To fully summarize the above information, hydraulic dredges have several advantages over mechanical ones. From the capital and labor costs to the amount of equipment needed, hydraulic dredges offer more versatility and efficiency. Of courses, you should always consider what your project’s environment is before deciding which type of dredge to use. If your project needs are close to a shoreline, then a mechanical dredge may be just what you need. Choose a hydraulic dredge for projects in large bodies of water and save on costs.
Do you have a body of water that could use some restoration? Contact GLDD today. We’re the largest provider of dredging services in the United States. Our highly experienced civil, ocean, and mechanical engineers are fully trained in estimating, producing, and managing project functions. Our fleet consists of hydraulic dredges, contact us today.
The Many Benefits of Inland Dredging
Lakes, harbors, streams, and other bodies of water provide means of transportation for goods and recreational purposes. Over time, these waterways will accumulate sediment and debris that can make them difficult to navigate and cause environmental hazards. On top of that, local aquatic life may be negatively affected as well. In order to keep these waterways clean and clear, the debris, sediment, and pollutants must be removed. The best way to go about returning local and private waterways is through a process called dredging. Discover more benefits of dredging to see if it’s the right solution for your local waterways.

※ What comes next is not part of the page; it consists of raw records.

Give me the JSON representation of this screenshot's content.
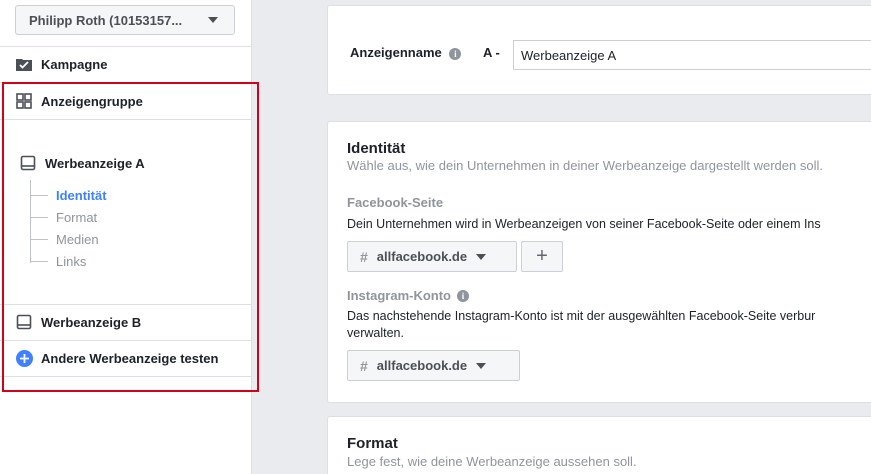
{
  "sidebar": {
    "account": "Philipp Roth (10153157...",
    "campaign": "Kampagne",
    "adset": "Anzeigengruppe",
    "ad_a": "Werbeanzeige A",
    "tree": [
      "Identität",
      "Format",
      "Medien",
      "Links"
    ],
    "ad_b": "Werbeanzeige B",
    "add_ad": "Andere Werbeanzeige testen"
  },
  "ad_name": {
    "label": "Anzeigenname",
    "prefix": "A -",
    "value": "Werbeanzeige A"
  },
  "identity": {
    "title": "Identität",
    "subtitle": "Wähle aus, wie dein Unternehmen in deiner Werbeanzeige dargestellt werden soll.",
    "fb_label": "Facebook-Seite",
    "fb_desc": "Dein Unternehmen wird in Werbeanzeigen von seiner Facebook-Seite oder einem Ins",
    "fb_page": "allfacebook.de",
    "add_symbol": "+",
    "ig_label": "Instagram-Konto",
    "ig_desc_1": "Das nachstehende Instagram-Konto ist mit der ausgewählten Facebook-Seite verbur",
    "ig_desc_2": "verwalten.",
    "ig_page": "allfacebook.de"
  },
  "format": {
    "title": "Format",
    "subtitle": "Lege fest, wie deine Werbeanzeige aussehen soll."
  },
  "colors": {
    "accent": "#4080ff",
    "highlight": "#d0021b"
  }
}
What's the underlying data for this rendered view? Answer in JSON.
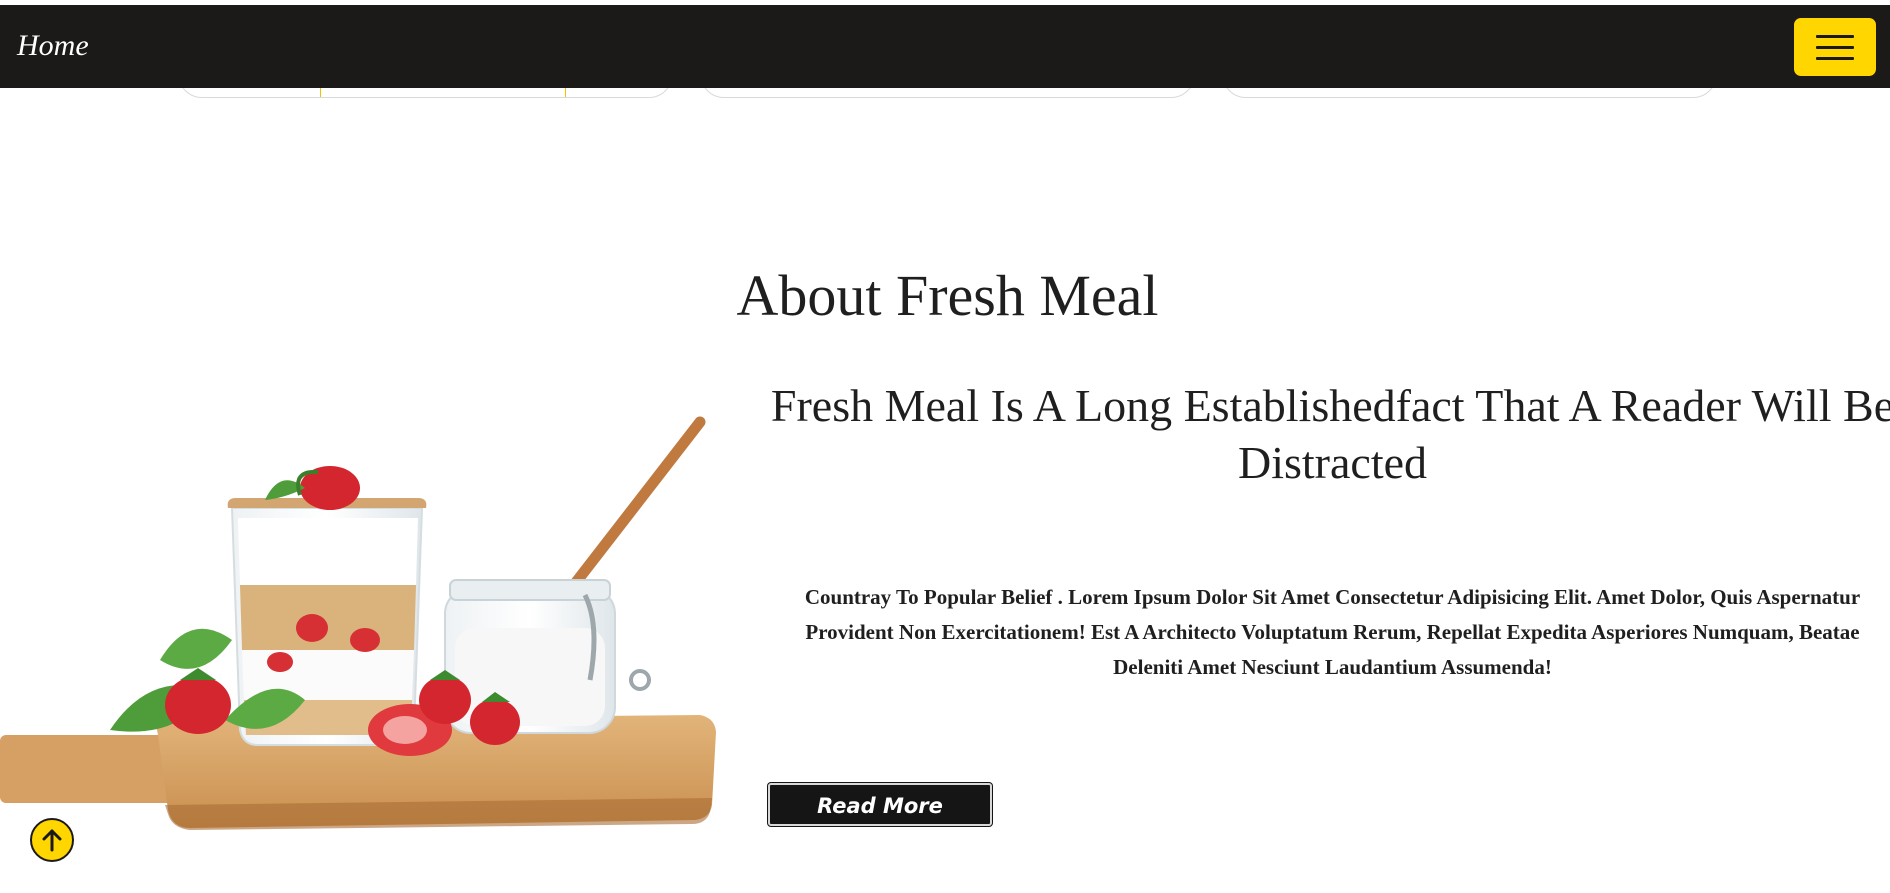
{
  "navbar": {
    "brand": "Home",
    "menu_toggle": "hamburger-menu-icon",
    "accent_color": "#ffd600",
    "background_color": "#1c1a18"
  },
  "about": {
    "title": "About Fresh Meal",
    "subtitle": "Fresh Meal Is A Long Establishedfact That A Reader Will Be Distracted",
    "paragraph": "Countray To Popular Belief . Lorem Ipsum Dolor Sit Amet Consectetur Adipisicing Elit. Amet Dolor, Quis Aspernatur Provident Non Exercitationem! Est A Architecto Voluptatum Rerum, Repellat Expedita Asperiores Numquam, Beatae Deleniti Amet Nesciunt Laudantium Assumenda!",
    "button_label": "Read More",
    "image": "yogurt-parfait-with-strawberries-on-wooden-board"
  },
  "back_to_top": {
    "icon": "arrow-up-icon"
  }
}
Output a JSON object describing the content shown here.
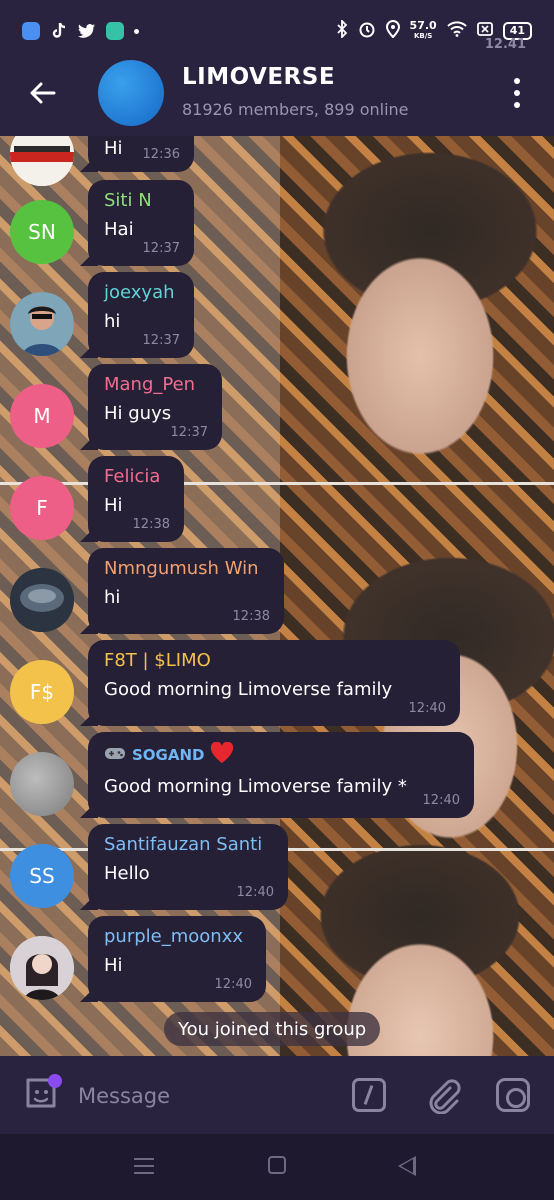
{
  "status_bar": {
    "time": "12.41",
    "net_speed": "57.0",
    "net_unit": "KB/S",
    "battery": "41"
  },
  "header": {
    "title": "LIMOVERSE",
    "subtitle": "81926 members, 899 online"
  },
  "messages": [
    {
      "initials": "",
      "sender": "",
      "text": "Hi",
      "time": "12:36",
      "avatar_color": "#c8261e",
      "sender_color": "#8ee07a"
    },
    {
      "initials": "SN",
      "sender": "Siti N",
      "text": "Hai",
      "time": "12:37",
      "avatar_color": "#56c23f",
      "sender_color": "#8ee07a"
    },
    {
      "initials": "",
      "sender": "joexyah",
      "text": "hi",
      "time": "12:37",
      "avatar_color": "#3b6b8a",
      "sender_color": "#5fd4d8"
    },
    {
      "initials": "M",
      "sender": "Mang_Pen",
      "text": "Hi guys",
      "time": "12:37",
      "avatar_color": "#ee5f87",
      "sender_color": "#f26d8f"
    },
    {
      "initials": "F",
      "sender": "Felicia",
      "text": "Hi",
      "time": "12:38",
      "avatar_color": "#ee5f87",
      "sender_color": "#f26d8f"
    },
    {
      "initials": "",
      "sender": "Nmngumush Win",
      "text": "hi",
      "time": "12:38",
      "avatar_color": "#2b3440",
      "sender_color": "#f3a06e"
    },
    {
      "initials": "F$",
      "sender": "F8T | $LIMO",
      "text": "Good morning Limoverse family",
      "time": "12:40",
      "avatar_color": "#f3c24a",
      "sender_color": "#f3c24a"
    },
    {
      "initials": "",
      "sender": "SOGAND",
      "text": "Good morning Limoverse family *",
      "time": "12:40",
      "avatar_color": "#9a9a9a",
      "sender_color": "#6fb6f5"
    },
    {
      "initials": "SS",
      "sender": "Santifauzan Santi",
      "text": "Hello",
      "time": "12:40",
      "avatar_color": "#3f8fe0",
      "sender_color": "#7fbdf5"
    },
    {
      "initials": "",
      "sender": "purple_moonxx",
      "text": "Hi",
      "time": "12:40",
      "avatar_color": "#c9c2c8",
      "sender_color": "#7fbdf5"
    }
  ],
  "service_message": "You joined this group",
  "input": {
    "placeholder": "Message"
  },
  "colors": {
    "bar_bg": "#2a2340",
    "bubble_bg": "#262036",
    "group_avatar": "#1e86dc",
    "accent": "#8a4cf0"
  }
}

What Is Dredging & How Does It Work?
Dredging is the process of removing sediment and debris from bodies of water. If left untouched, waterways can become clogged, polluted, and otherwise inhabitable due to sediment build-up. So to keep waterways clear and usable, they’ll likely need to be dredged. The exact process for removing debris and sediment depends on the environment. However, the overall process is about the same for each case.
So how does dredging work? To start, the operator will drop the dredge at the bottom of the waterway. Using its teeth, the dredge will break up and loosen material settling at the bottom. The material is then sucked away through a pump. Once it’s been properly removed, the materials are transported away, where they may be repurposed.

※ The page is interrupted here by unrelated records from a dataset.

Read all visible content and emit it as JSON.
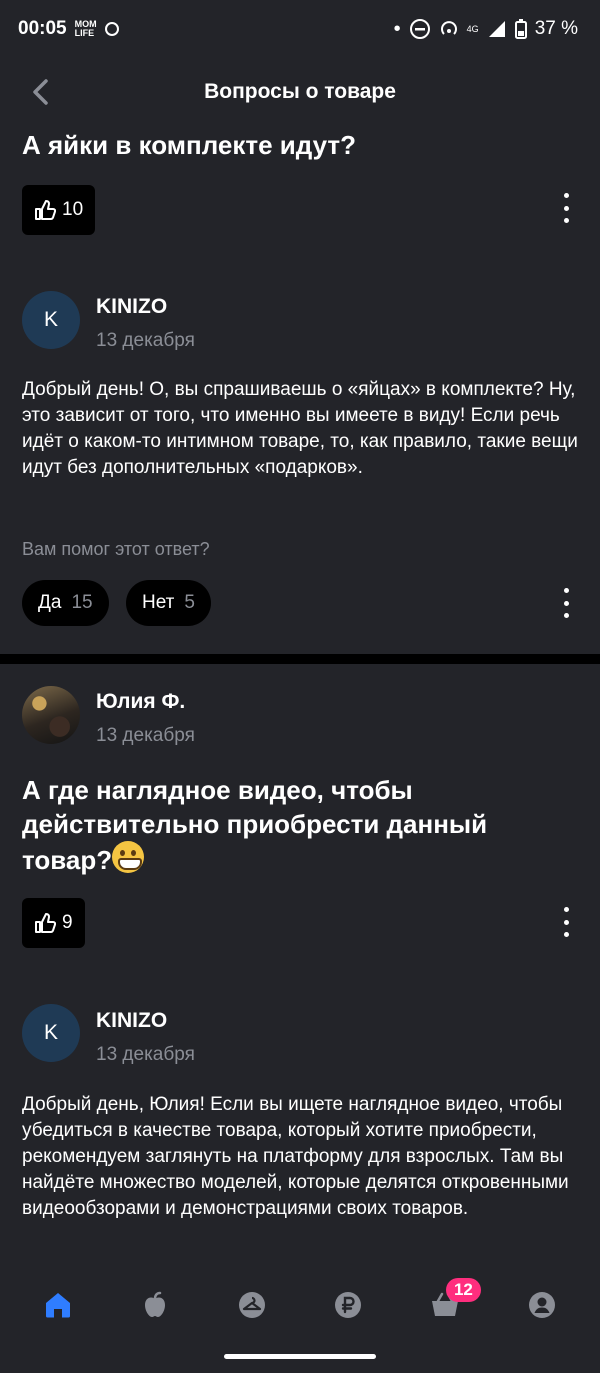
{
  "status": {
    "time": "00:05",
    "notif_top": "MOM",
    "notif_bottom": "LIFE",
    "network": "4G",
    "battery": "37 %"
  },
  "header": {
    "title": "Вопросы о товаре"
  },
  "questions": [
    {
      "title": "А яйки в комплекте идут?",
      "likes": "10",
      "answer": {
        "avatar_letter": "K",
        "author": "KINIZO",
        "date": "13 декабря",
        "text": "Добрый день! О, вы спрашиваешь о «яйцах» в комплекте? Ну, это зависит от того, что именно вы имеете в виду! Если речь идёт о каком-то интимном товаре, то, как правило, такие вещи идут без дополнительных «подарков».",
        "helpful_label": "Вам помог этот ответ?",
        "yes_label": "Да",
        "yes_count": "15",
        "no_label": "Нет",
        "no_count": "5"
      }
    },
    {
      "author": "Юлия Ф.",
      "date": "13 декабря",
      "title": "А где наглядное видео, чтобы действительно приобрести данный товар?",
      "title_emoji": "grinning-face-emoji",
      "likes": "9",
      "answer": {
        "avatar_letter": "K",
        "author": "KINIZO",
        "date": "13 декабря",
        "text": "Добрый день, Юлия! Если вы ищете наглядное видео, чтобы убедиться в качестве товара, который хотите приобрести, рекомендуем заглянуть на платформу для взрослых. Там вы найдёте множество моделей, которые делятся откровенными видеообзорами и демонстрациями своих товаров."
      }
    }
  ],
  "bottom_nav": {
    "items": [
      "home-icon",
      "apple-icon",
      "hanger-icon",
      "ruble-icon",
      "cart-icon",
      "profile-icon"
    ],
    "cart_badge": "12",
    "active_color": "#2f7dff"
  }
}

What Are the Benefits of Dredging?
The benefits of dredging range from restoring aquatic environments to expanding waterways. Not only can dredging improve the way bodies of water are used, but it can promote the healthy growth of local plant life. And when the dredging process finishes, the difference is noticeable. You can see for yourself through pictures of our completed projects.
Dredging can help maintain waterways used to transport goods via ship. When too much sediment or debris builds up at the bottom of a waterway, it can be more difficult for ships to pass. With expanded waterways, even bigger ships will be able to transport goods. This can help keep the prices of goods down and make local economies thrive.

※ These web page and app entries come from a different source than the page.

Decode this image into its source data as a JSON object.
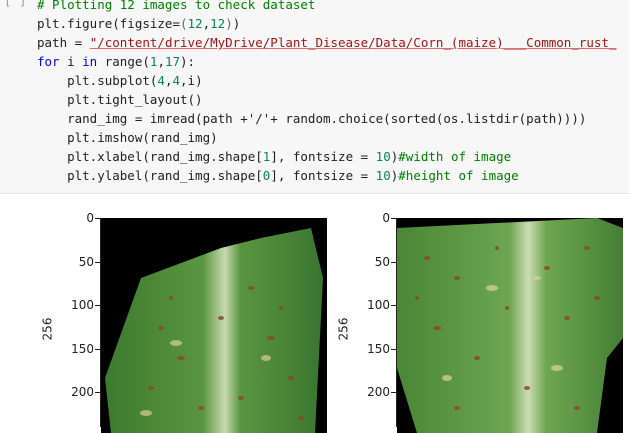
{
  "cell": {
    "prompt": "[ ]",
    "lines": [
      {
        "parts": [
          [
            "cm",
            "# Plotting 12 images to check dataset"
          ]
        ]
      },
      {
        "parts": [
          [
            "",
            "plt.figure(figsize="
          ],
          [
            "op",
            "("
          ],
          [
            "num",
            "12"
          ],
          [
            "",
            ","
          ],
          [
            "num",
            "12"
          ],
          [
            "op",
            ")"
          ],
          [
            "",
            ")"
          ]
        ]
      },
      {
        "parts": [
          [
            "",
            "path = "
          ],
          [
            "str",
            "\"/content/drive/MyDrive/Plant_Disease/Data/Corn_(maize)___Common_rust_"
          ]
        ]
      },
      {
        "parts": [
          [
            "kw",
            "for"
          ],
          [
            "",
            " i "
          ],
          [
            "kw",
            "in"
          ],
          [
            "",
            " range("
          ],
          [
            "num",
            "1"
          ],
          [
            "",
            ","
          ],
          [
            "num",
            "17"
          ],
          [
            "",
            "):"
          ]
        ]
      },
      {
        "parts": [
          [
            "",
            "    plt.subplot("
          ],
          [
            "num",
            "4"
          ],
          [
            "",
            ","
          ],
          [
            "num",
            "4"
          ],
          [
            "",
            ",i)"
          ]
        ]
      },
      {
        "parts": [
          [
            "",
            "    plt.tight_layout()"
          ]
        ]
      },
      {
        "parts": [
          [
            "",
            "    rand_img = imread(path +'/'+ random.choice(sorted(os.listdir(path))))"
          ]
        ]
      },
      {
        "parts": [
          [
            "",
            "    plt.imshow(rand_img)"
          ]
        ]
      },
      {
        "parts": [
          [
            "",
            "    plt.xlabel(rand_img.shape["
          ],
          [
            "num",
            "1"
          ],
          [
            "",
            "], fontsize = "
          ],
          [
            "num",
            "10"
          ],
          [
            "",
            ")"
          ],
          [
            "cm",
            "#width of image"
          ]
        ]
      },
      {
        "parts": [
          [
            "",
            "    plt.ylabel(rand_img.shape["
          ],
          [
            "num",
            "0"
          ],
          [
            "",
            "], fontsize = "
          ],
          [
            "num",
            "10"
          ],
          [
            "",
            ")"
          ],
          [
            "cm",
            "#height of image"
          ]
        ]
      }
    ]
  },
  "output": {
    "subplots": [
      {
        "ylabel": "256",
        "yticks": [
          "0",
          "50",
          "100",
          "150",
          "200"
        ]
      },
      {
        "ylabel": "256",
        "yticks": [
          "0",
          "50",
          "100",
          "150",
          "200"
        ]
      }
    ]
  },
  "colors": {
    "leaf_green": "#4f8a3a",
    "leaf_dark": "#2f6a2a",
    "rust_spot": "#8a4a2a"
  }
}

Before waterway construction can take place, a construction crew will need any obstructions cleared. They’ll turn to dredge to assist in their underwater excavation. Projects that dredging has helped complete include bridges, docks, piers, and underwater tunnels.
Restores Aquatic Environments
As sediment builds up over time in aquatic environments like ponds, lakes, and streams, it can make it difficult for aquatic life to thrive. A dredge can remove that sediment from the sides and bottom of the waterway to create a larger habitat. The sediment, if not contaminated, can then be combined with other materials to be deposited as topsoil, which can help native plant life grow.
GLDD’s Environmentally Safe Dredging Procedures
The dredging process can greatly impact the way bodies of water can be used. You can use it to expand waterways that’ll accommodate larger ships. Or you could use it to help restore an aquatic environment. These are only a few of the many benefits of dredging. Think it’s the solution to your problem? Contact us to help you clear your local waterways. After all, we’re North America’s dredging industry leader.
To give you even more peace of mind, GLDD has been a participant in several eco-friendly projects. Just last year, we helped a local environmental group lift a derelict sailboat from the Charleston Harbor in South Carolina. For similar stories, check them out here.